I did know that pre-flashing reduced contrast, so not having a suitable light source or anywhere to do this in the dark, I tried to pre-flash in-camera using the white diffuser on the Pinsta. See second photo. This was an improvement, but it was obvious that using this method caused a heavy vignette. Just doing a pre-flash in camera and developing (without taking a picture) made this obvious. 3rd photo.
So I decided to make a light source that I can use in a changing bag or my Calumet Film Changing Tent, the tent is better as it has more room. I was surprised at how dim the light had to be. The light source I used was an EL panel (https://www.earlsmann.co.uk/lighting-components/electroluminescent-products/el-panels/) Battery powered with a few sheets of ND filters and diffusing sheet. The 4x5 paper is placed on the diffuser and a switch is used to turn on/off the light. Remember when doing this to put all the other sheets back in the box before turning on the light panel!
To get the right pre-flash exposure, I followed the instructions for pre-flashing the paper on the Ilford website. I did a series of exposures with stepped exposures on a sheet. I took 4 sheets before I got in the right ball park. See the test strip photo. I picked the exposure that just started to move from total black, in this case 25 seconds.
The next shot was with pre-flash paper and the result was amazing. Photo below. So much tonal variation and no obvious vignetting, which really surprised me.
A quick process with lightroom and Silver Effex Pro 2 giving it a sepia tone gave the following result.
I am also very pleased with how the border turns out, different every time.

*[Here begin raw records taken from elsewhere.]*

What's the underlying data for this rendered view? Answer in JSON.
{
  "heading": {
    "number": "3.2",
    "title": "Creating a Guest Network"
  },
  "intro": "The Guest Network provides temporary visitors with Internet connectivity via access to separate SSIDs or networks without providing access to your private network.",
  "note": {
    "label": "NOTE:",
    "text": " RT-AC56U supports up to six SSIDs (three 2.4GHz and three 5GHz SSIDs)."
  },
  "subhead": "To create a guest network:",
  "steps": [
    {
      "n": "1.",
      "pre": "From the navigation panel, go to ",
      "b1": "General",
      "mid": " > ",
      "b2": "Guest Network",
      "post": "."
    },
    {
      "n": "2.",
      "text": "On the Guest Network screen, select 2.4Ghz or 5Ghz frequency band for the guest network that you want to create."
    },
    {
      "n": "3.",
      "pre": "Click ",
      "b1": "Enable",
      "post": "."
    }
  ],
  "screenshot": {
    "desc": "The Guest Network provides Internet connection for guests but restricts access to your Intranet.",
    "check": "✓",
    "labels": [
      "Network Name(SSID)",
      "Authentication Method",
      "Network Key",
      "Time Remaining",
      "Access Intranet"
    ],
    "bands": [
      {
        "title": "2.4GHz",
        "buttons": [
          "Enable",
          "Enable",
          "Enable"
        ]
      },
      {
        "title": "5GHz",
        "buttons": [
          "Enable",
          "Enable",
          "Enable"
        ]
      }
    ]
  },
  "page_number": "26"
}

I also show a developed and pre-flashed image to show that it is just short of being black and it shows that the great border on these prints are produced during development in camera, where the camera body stops some of the paper being developed.
Wonderful 😃 Note: I did not even try to reduce the dust in these images, I think it adds to the charm.